In the attribute manager, choose the nodes radio-button in the top row, import & export on the left, and select the file Egonet_attributes.csv that you have previously downloaded to your computer.
Before clicking on apply it is very important to correctly set the value in the join by drop-down menu. This should point to the name of the attribute that identifies the nodes and tells visone which column in the imported CSV file holds these identifiers. Currently you can only select id but in general there might be several node attributes and the nodes could as well be identified by attributes having a different name than id. Clicking on apply opens an import options dialog; setting the options as shown to the left - in particular, setting the cell delimiter to semicolon (;) - and clicking on ok imports the attributes. You can see the result by checking the values radio button on the left hand side of the attribute manager. Then, you should see something similar to the image on the right.
Mapping attributes to graphics: categorical attributes
For many networks it is extremly insightful to show the attribute values in the network image. In visone, attributes can be mapped to graphical variables via the visualization tab.
In the visualization tab you can choose between plenty of options; these have to be set from top to bottom. For the category chose mapping since we want to map existing attributes to graphical variables. (The other two options are layout for applying a visualization algorithm and geometry for doing affine transformations, such as rotating or scaling.)
The type of the mapping refers to the type of the graphical variable that is used for encoding attribute values. This choice is restricted by the type of the attribute that is to be mapped. Numerical attributes can be mapped to graphical variables that allow the user to recognize that one actor has a larger value than another one; examples of such variables are size or position whose usage is demonstrated further down in this trail.

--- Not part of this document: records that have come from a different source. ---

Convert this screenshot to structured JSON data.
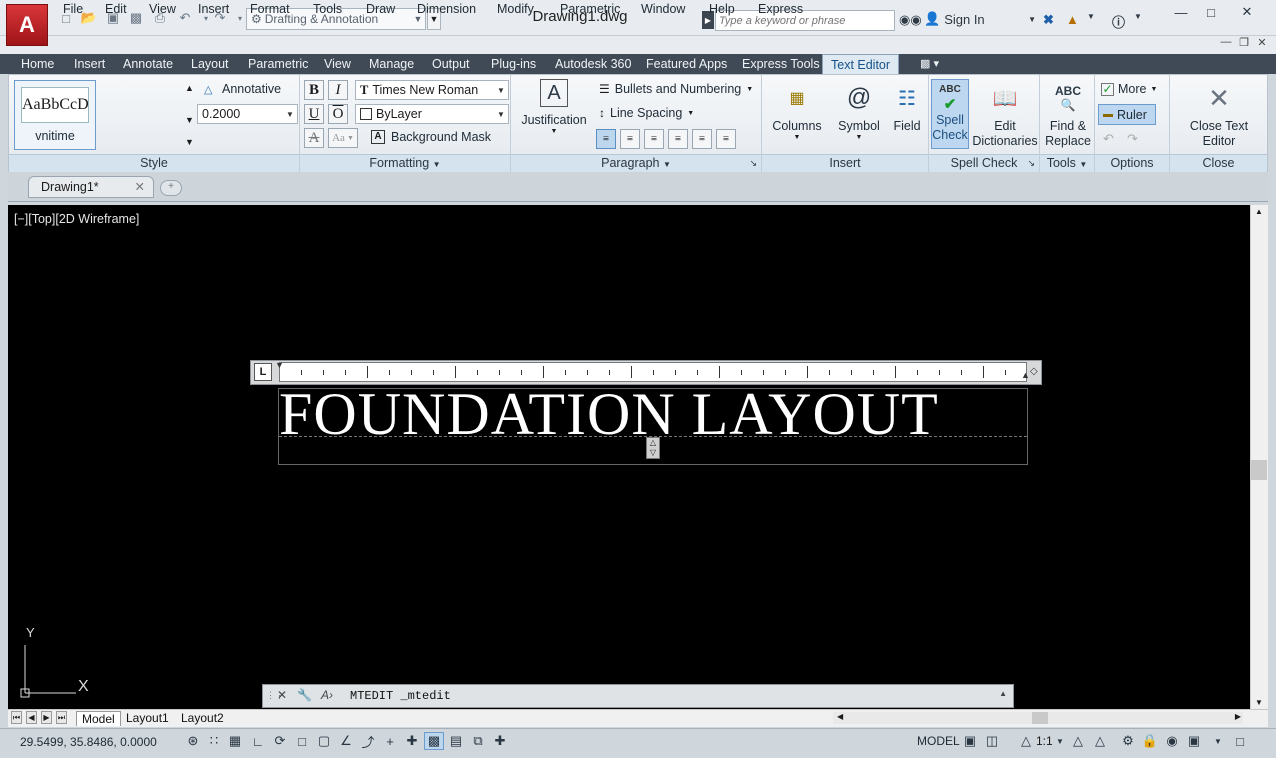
{
  "app": {
    "document_title": "Drawing1.dwg",
    "workspace": "Drafting & Annotation",
    "search_placeholder": "Type a keyword or phrase",
    "sign_in": "Sign In"
  },
  "menu": [
    "File",
    "Edit",
    "View",
    "Insert",
    "Format",
    "Tools",
    "Draw",
    "Dimension",
    "Modify",
    "Parametric",
    "Window",
    "Help",
    "Express"
  ],
  "ribbon_tabs": [
    "Home",
    "Insert",
    "Annotate",
    "Layout",
    "Parametric",
    "View",
    "Manage",
    "Output",
    "Plug-ins",
    "Autodesk 360",
    "Featured Apps",
    "Express Tools",
    "Text Editor"
  ],
  "active_ribbon_tab": "Text Editor",
  "ribbon": {
    "style": {
      "panel_label": "Style",
      "preview_text": "AaBbCcD",
      "style_name": "vnitime",
      "annotative_label": "Annotative",
      "text_height": "0.2000"
    },
    "formatting": {
      "panel_label": "Formatting",
      "bold": "B",
      "italic": "I",
      "underline": "U",
      "overline": "O",
      "strike": "A",
      "case": "Aa",
      "font": "Times New Roman",
      "color": "ByLayer",
      "background_mask": "Background Mask"
    },
    "paragraph": {
      "panel_label": "Paragraph",
      "justification": "Justification",
      "bullets": "Bullets and Numbering",
      "line_spacing": "Line Spacing"
    },
    "insert": {
      "panel_label": "Insert",
      "columns": "Columns",
      "symbol": "Symbol",
      "field": "Field"
    },
    "spell_check": {
      "panel_label": "Spell Check",
      "spell_line1": "Spell",
      "spell_line2": "Check",
      "edit_line1": "Edit",
      "edit_line2": "Dictionaries"
    },
    "tools": {
      "panel_label": "Tools",
      "find_line1": "Find &",
      "find_line2": "Replace"
    },
    "options": {
      "panel_label": "Options",
      "more": "More",
      "ruler": "Ruler"
    },
    "close": {
      "panel_label": "Close",
      "close_text_editor": "Close Text Editor"
    }
  },
  "file_tab": "Drawing1*",
  "viewport_label": "[−][Top][2D Wireframe]",
  "mtext_content": "FOUNDATION LAYOUT",
  "ucs": {
    "y_label": "Y",
    "x_label": "X"
  },
  "command_line": "MTEDIT _mtedit",
  "layout_tabs": [
    "Model",
    "Layout1",
    "Layout2"
  ],
  "status": {
    "coordinates": "29.5499, 35.8486, 0.0000",
    "space": "MODEL",
    "annotation_scale": "1:1"
  },
  "colors": {
    "canvas": "#000000",
    "ribbon_tab_bar": "#3f4a56",
    "active_tab": "#dfe9f2",
    "highlight": "#bcd7ef",
    "logo": "#c42127"
  }
}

In this section, however, we want to encode a categorical variable - more specifically, the country of origin of the actor. A good choice for a graphical variable to encode this information is color which we select in the drop-down menu right of type. For property chose node color.
The drop-down menu right of node value should be set to the name of the attribute that is to be encoded; we chose Afrm (meaning country of origin of the actor). Finally, selecting color table for the method option presents you a table with the different values of the Afrm attribute together with a predefined choice of colors that you can change as you wish. Clicking on the visualize! button at the bottom of the visualization tab applies the mapping whose result is shown in the network area of the visone window.